Eat when you’re hungry, stop when you’re satisfied. When it comes to how frequently you should eat, the primary directive is to listen to your body. One of the great benefits of eating an ancestral diet is that the feelings of hunger and satiety, no longer subverted by evolutionarily inappropriate foods, are now accurate indicators of your energy and nutritional needs. In other words, you can leave it to the hidden wisdom of your body to decide how often to eat. You may well find after eating this way for some time that you can go much longer between meals than you used to. This isn’t surprising, as we’ve adapted to withstand the natural ebb and flow of food availability, as long as we’re eating evolutionarily appropriate foods. Freedom from the three-meals-a-day confinement is yet another of the perks of eating this way.
You may crave carbohydrates/sugar initially. During the first week or two after shifting to this way of eating, your body will be going through some significant changes as it ramps up its fat-burning systems. It takes the body about a week or two to fully adapt to this change. During this period, you may find yourself craving sugar, and a small number of you may feel lethargic. This is particularly true if you were consuming a diet fairly high in sugar (sodas, packaged snack foods, etc.) beforehand. Eating fruit and using natural sweeteners occasionally can help. Once the transition is complete, the cravings will disappear, and avoiding carbs and sweets will become much easier.
Exercise. Reduction in migraine headache frequency is just one of the many benefits of exercise. Studies have shown that regular exercise is just as effective as the leading prescription medication in preventing migraines. No need to overdo it, either—to reap the benefits, around twenty minutes of moderate-intensity exercise (50 to 70 percent of your maximum heart rate) three times a week is all you need.
Unless you are lactose intolerant or allergic to milk proteins (casein allergy), then dairy is fine. Avoid the low or non-fat products, where the milk sugars are artificially concentrated – drink whole milk, eat full-fat yogurt, use cream in your coffee, et cetera.

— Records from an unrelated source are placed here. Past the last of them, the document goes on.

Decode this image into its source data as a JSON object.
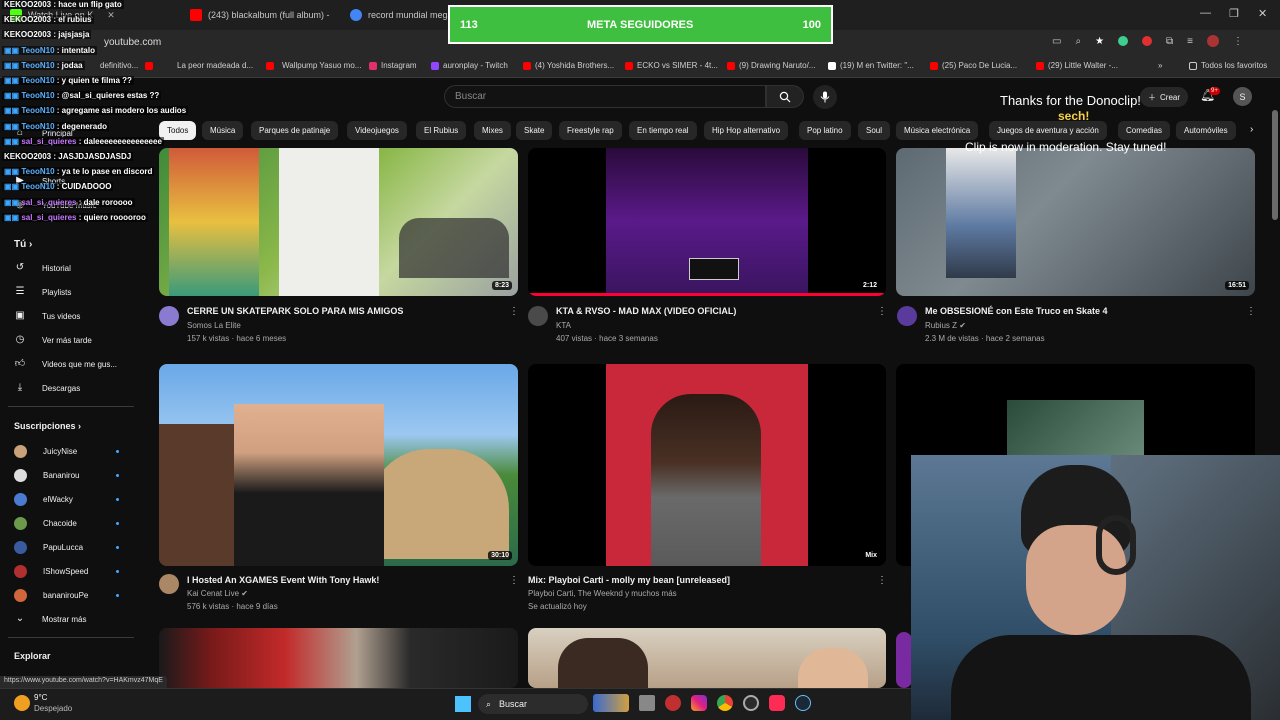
{
  "browser": {
    "tabs": [
      {
        "title": "Watch Live on K",
        "color": "#53fc18",
        "prefix": "eKO Stream"
      },
      {
        "title": "(243) blackalbum (full album) -",
        "color": "#ff0000"
      },
      {
        "title": "record mundial megab",
        "color": "#4285f4"
      }
    ],
    "address": "youtube.com",
    "bookmarks": [
      "definitivo...",
      "La peor madeada d...",
      "Wallpump Yasuo mo...",
      "Instagram",
      "auronplay - Twitch",
      "(4) Yoshida Brothers...",
      "ECKO vs SIMER - 4t...",
      "(9) Drawing Naruto/...",
      "(19) M en Twitter: \"...",
      "(25) Paco De Lucia...",
      "(29) Little Walter -...",
      "Todos los favoritos"
    ]
  },
  "youtube": {
    "search_placeholder": "Buscar",
    "create_label": "Crear",
    "bell_badge": "9+",
    "profile_initial": "S",
    "chips": [
      "Todos",
      "Música",
      "Parques de patinaje",
      "Videojuegos",
      "El Rubius",
      "Mixes",
      "Skate",
      "Freestyle rap",
      "En tiempo real",
      "Hip Hop alternativo",
      "Pop latino",
      "Soul",
      "Música electrónica",
      "Juegos de aventura y acción",
      "Comedias",
      "Automóviles"
    ],
    "sidebar": {
      "top_items": [
        "Principal",
        "Shorts",
        "YouTube Music"
      ],
      "you_heading": "Tú",
      "you_items": [
        "Historial",
        "Playlists",
        "Tus videos",
        "Ver más tarde",
        "Videos que me gus...",
        "Descargas"
      ],
      "subs_heading": "Suscripciones",
      "subs": [
        {
          "name": "JuicyNise",
          "color": "#c9a27a"
        },
        {
          "name": "Bananirou",
          "color": "#ddd"
        },
        {
          "name": "elWacky",
          "color": "#4a7bd0"
        },
        {
          "name": "Chacoide",
          "color": "#6a9a4a"
        },
        {
          "name": "PapuLucca",
          "color": "#3a5aa0"
        },
        {
          "name": "IShowSpeed",
          "color": "#b03030"
        },
        {
          "name": "bananirouPe",
          "color": "#d0663a"
        }
      ],
      "show_more": "Mostrar más",
      "explore_heading": "Explorar"
    },
    "videos": [
      {
        "title": "CERRE UN SKATEPARK SOLO PARA MIS AMIGOS",
        "channel": "Somos La Elite",
        "meta": "157 k vistas · hace 6 meses",
        "duration": "8:23",
        "verified": false
      },
      {
        "title": "KTA & RVSO - MAD MAX (VIDEO OFICIAL)",
        "channel": "KTA",
        "meta": "407 vistas · hace 3 semanas",
        "duration": "2:12",
        "verified": false
      },
      {
        "title": "Me OBSESIONÉ con Este Truco en Skate 4",
        "channel": "Rubius Z",
        "meta": "2.3 M de vistas · hace 2 semanas",
        "duration": "16:51",
        "verified": true
      },
      {
        "title": "I Hosted An XGAMES Event With Tony Hawk!",
        "channel": "Kai Cenat Live",
        "meta": "576 k vistas · hace 9 días",
        "duration": "30:10",
        "verified": true
      },
      {
        "title": "Mix: Playboi Carti - molly my bean [unreleased]",
        "channel": "Playboi Carti, The Weeknd y muchos más",
        "meta": "Se actualizó hoy",
        "duration": "Mix",
        "verified": false
      }
    ],
    "status_url": "https://www.youtube.com/watch?v=HAKmvz47MqE"
  },
  "stream_overlay": {
    "goal": {
      "left": "113",
      "label": "META SEGUIDORES",
      "right": "100"
    },
    "donation": {
      "line1": "Thanks for the Donoclip!",
      "name": "sech!",
      "line2": "Clip is now in moderation. Stay tuned!"
    },
    "chat": [
      {
        "user": "KEKOO2003",
        "msg": "hace un flip gato",
        "color": "#ffffff",
        "icons": false
      },
      {
        "user": "KEKOO2003",
        "msg": "el rubius",
        "color": "#ffffff",
        "icons": false
      },
      {
        "user": "KEKOO2003",
        "msg": "jajsjasja",
        "color": "#ffffff",
        "icons": false
      },
      {
        "user": "TeooN10",
        "msg": "intentalo",
        "color": "#5ab0ff",
        "icons": true
      },
      {
        "user": "TeooN10",
        "msg": "jodaa",
        "color": "#5ab0ff",
        "icons": true
      },
      {
        "user": "TeooN10",
        "msg": "y quien te filma ??",
        "color": "#5ab0ff",
        "icons": true
      },
      {
        "user": "TeooN10",
        "msg": "@sal_si_quieres estas ??",
        "color": "#5ab0ff",
        "icons": true
      },
      {
        "user": "TeooN10",
        "msg": "agregame asi modero los audios",
        "color": "#5ab0ff",
        "icons": true
      },
      {
        "user": "TeooN10",
        "msg": "degenerado",
        "color": "#5ab0ff",
        "icons": true
      },
      {
        "user": "sal_si_quieres",
        "msg": "daleeeeeeeeeeeeeee",
        "color": "#c678ff",
        "icons": true
      },
      {
        "user": "KEKOO2003",
        "msg": "JASJDJASDJASDJ",
        "color": "#ffffff",
        "icons": false
      },
      {
        "user": "TeooN10",
        "msg": "ya te lo pase en discord",
        "color": "#5ab0ff",
        "icons": true
      },
      {
        "user": "TeooN10",
        "msg": "CUIDADOOO",
        "color": "#5ab0ff",
        "icons": true
      },
      {
        "user": "sal_si_quieres",
        "msg": "dale roroooo",
        "color": "#c678ff",
        "icons": true
      },
      {
        "user": "sal_si_quieres",
        "msg": "quiero rooooroo",
        "color": "#c678ff",
        "icons": true
      }
    ]
  },
  "taskbar": {
    "weather_temp": "9°C",
    "weather_desc": "Despejado",
    "search_label": "Buscar"
  }
}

Though their effects on migraine frequency may not be as profound as the above measures, the following is also recommended to improve overall health:

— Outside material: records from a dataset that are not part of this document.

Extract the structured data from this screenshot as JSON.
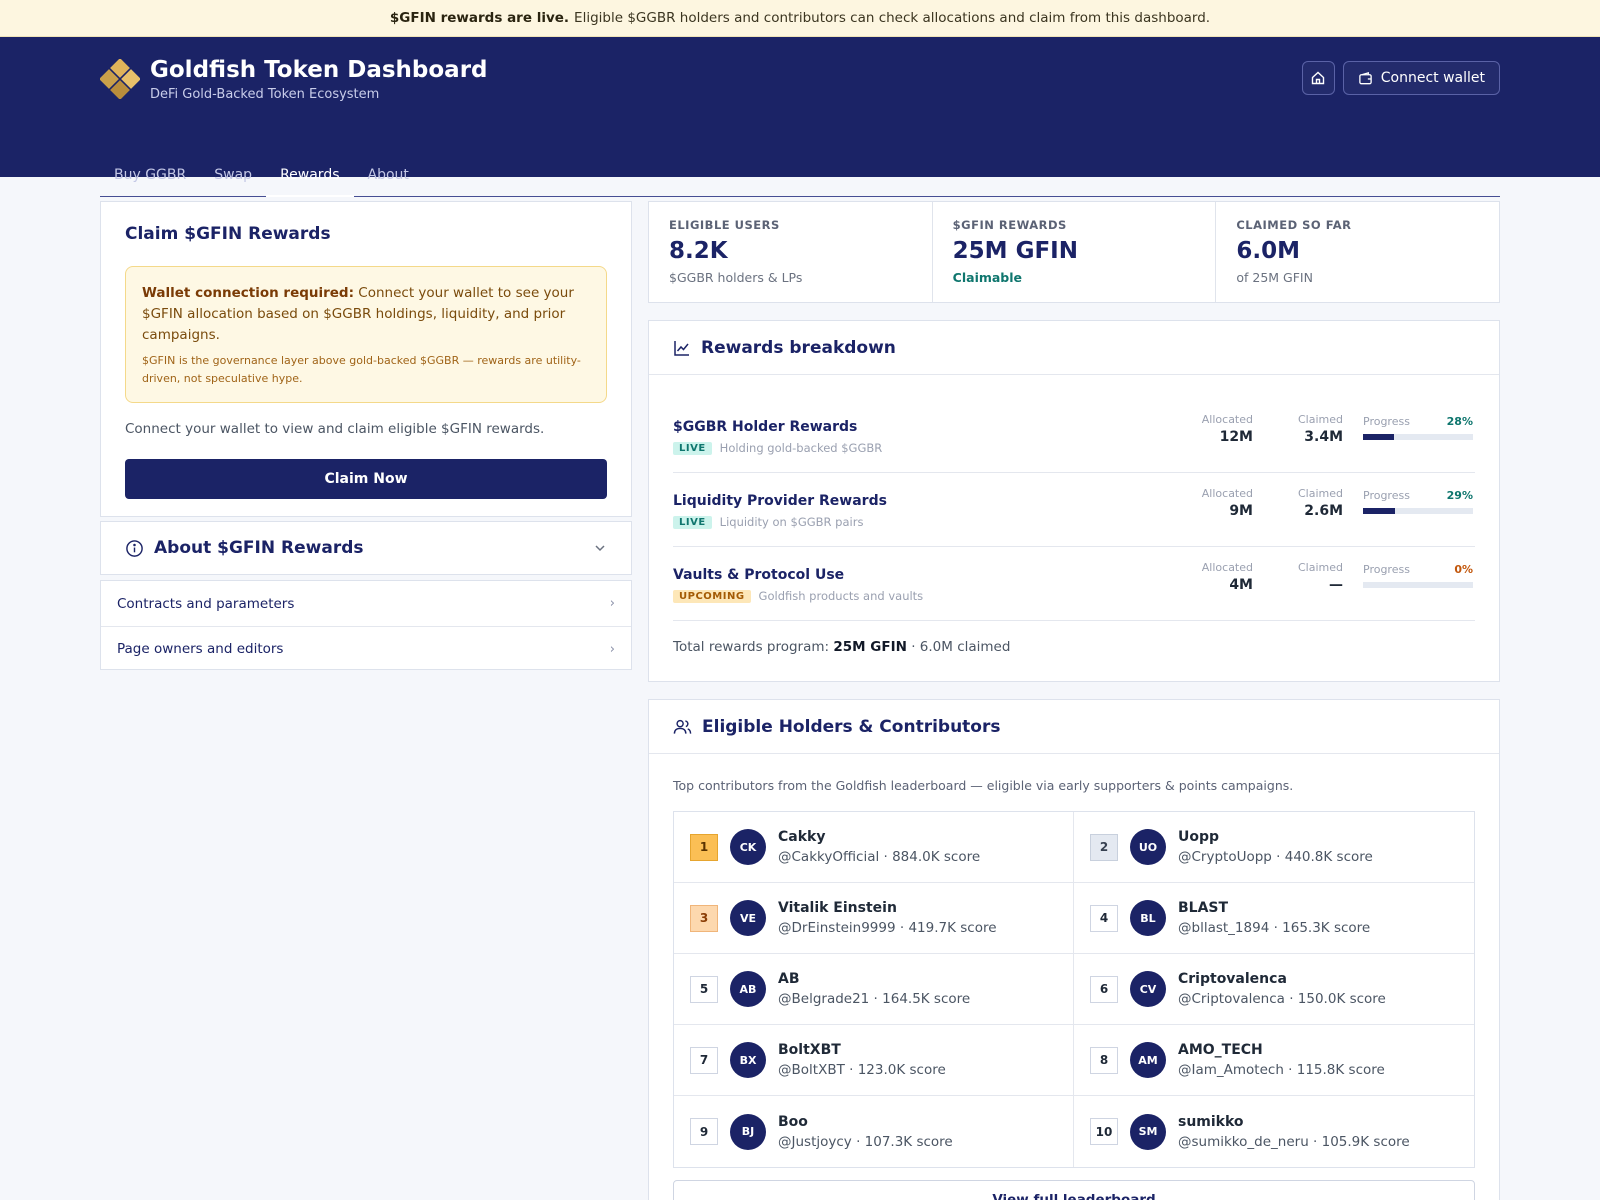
{
  "banner": {
    "bold": "$GFIN rewards are live.",
    "text": "Eligible $GGBR holders and contributors can check allocations and claim from this dashboard."
  },
  "header": {
    "title": "Goldfish Token Dashboard",
    "subtitle": "DeFi Gold-Backed Token Ecosystem",
    "connect_label": "Connect wallet",
    "nav": [
      {
        "label": "Buy GGBR",
        "active": false
      },
      {
        "label": "Swap",
        "active": false
      },
      {
        "label": "Rewards",
        "active": true
      },
      {
        "label": "About",
        "active": false
      }
    ]
  },
  "claim": {
    "title": "Claim $GFIN Rewards",
    "warning_bold": "Wallet connection required:",
    "warning_text": "Connect your wallet to see your $GFIN allocation based on $GGBR holdings, liquidity, and prior campaigns.",
    "warning_note": "$GFIN is the governance layer above gold-backed $GGBR — rewards are utility-driven, not speculative hype.",
    "note": "Connect your wallet to view and claim eligible $GFIN rewards.",
    "button": "Claim Now"
  },
  "about": {
    "title": "About $GFIN Rewards",
    "links": [
      "Contracts and parameters",
      "Page owners and editors"
    ]
  },
  "stats": [
    {
      "label": "ELIGIBLE USERS",
      "value": "8.2K",
      "sub": "$GGBR holders & LPs"
    },
    {
      "label": "$GFIN REWARDS",
      "value": "25M GFIN",
      "sub": "Claimable"
    },
    {
      "label": "CLAIMED SO FAR",
      "value": "6.0M",
      "sub": "of 25M GFIN"
    }
  ],
  "breakdown": {
    "title": "Rewards breakdown",
    "allocated_label": "Allocated",
    "claimed_label": "Claimed",
    "progress_label": "Progress",
    "rows": [
      {
        "name": "$GGBR Holder Rewards",
        "status": "LIVE",
        "desc": "Holding gold-backed $GGBR",
        "allocated": "12M",
        "claimed": "3.4M",
        "progress_text": "28%",
        "progress": 0.28
      },
      {
        "name": "Liquidity Provider Rewards",
        "status": "LIVE",
        "desc": "Liquidity on $GGBR pairs",
        "allocated": "9M",
        "claimed": "2.6M",
        "progress_text": "29%",
        "progress": 0.29
      },
      {
        "name": "Vaults & Protocol Use",
        "status": "UPCOMING",
        "desc": "Goldfish products and vaults",
        "allocated": "4M",
        "claimed": "—",
        "progress_text": "0%",
        "progress": 0
      }
    ],
    "total_prefix": "Total rewards program:",
    "total_bold": "25M GFIN",
    "total_suffix": "· 6.0M claimed"
  },
  "holders": {
    "title": "Eligible Holders & Contributors",
    "intro": "Top contributors from the Goldfish leaderboard — eligible via early supporters & points campaigns.",
    "list": [
      {
        "rank": "1",
        "initials": "CK",
        "name": "Cakky",
        "handle": "@CakkyOfficial · 884.0K score"
      },
      {
        "rank": "2",
        "initials": "UO",
        "name": "Uopp",
        "handle": "@CryptoUopp · 440.8K score"
      },
      {
        "rank": "3",
        "initials": "VE",
        "name": "Vitalik Einstein",
        "handle": "@DrEinstein9999 · 419.7K score"
      },
      {
        "rank": "4",
        "initials": "BL",
        "name": "BLAST",
        "handle": "@bllast_1894 · 165.3K score"
      },
      {
        "rank": "5",
        "initials": "AB",
        "name": "AB",
        "handle": "@Belgrade21 · 164.5K score"
      },
      {
        "rank": "6",
        "initials": "CV",
        "name": "Criptovalenca",
        "handle": "@Criptovalenca · 150.0K score"
      },
      {
        "rank": "7",
        "initials": "BX",
        "name": "BoltXBT",
        "handle": "@BoltXBT · 123.0K score"
      },
      {
        "rank": "8",
        "initials": "AM",
        "name": "AMO_TECH",
        "handle": "@Iam_Amotech · 115.8K score"
      },
      {
        "rank": "9",
        "initials": "BJ",
        "name": "Boo",
        "handle": "@Justjoycy · 107.3K score"
      },
      {
        "rank": "10",
        "initials": "SM",
        "name": "sumikko",
        "handle": "@sumikko_de_neru · 105.9K score"
      }
    ],
    "view_all": "View full leaderboard"
  }
}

- When feasible, consume animals that were raised as close to their natural setting as possible.
The ideal scenario is to know the farmer you buy your meat from, and go see the animals for yourself. Farmers markets are also great to find naturally raised animal products. If in the grocery store, then look for “grassfed” beef, and “pastured” pork, chicken, and eggs as markers of animals that were raised humanely and naturally (the “organic” label doesn’t guarantee this).
- Get your vitamin D. Most of us spend far more time indoors than our prehistoric ancestors. Since much of our bodily stores of vitamin D are produced in the skin after exposure to sunlight, many of us have become vitamin D deficient.
The best way to ensure that your body is replete with vitamin D is to get plenty of midday sun (without sunscreen, which blocks the ultraviolet light needed for vitamin D production). In general, about 20 to 30 minutes of midday sun for a lighter-skinned individual is an adequate amount. Those with darker skin should aim for around an hour or so. If this isn’t feasible for you, then supplement with 1,000 to 2,000 International Units (IUs) of vitamin D daily.
So…what should I eat?
Looking for recipes that fit with the Migraine Miracle plan? Here are a few places to find them:
- The Migraine Miracle book. There’s an entire section devoted to recipes in the book, including breakfast, dinner, snack, and even dessert ideas.
- The Migraine Miracle website. There’s an entire section devoted to recipes on our website. Click here to check it out.
- PRIMAL PROVISIONS. If you’re looking for the simplest, easiest, least time consuming way to get going on the Migraine Miracle plan, check out Primal Provisions, our weekly meal planning service. Click here to learn more.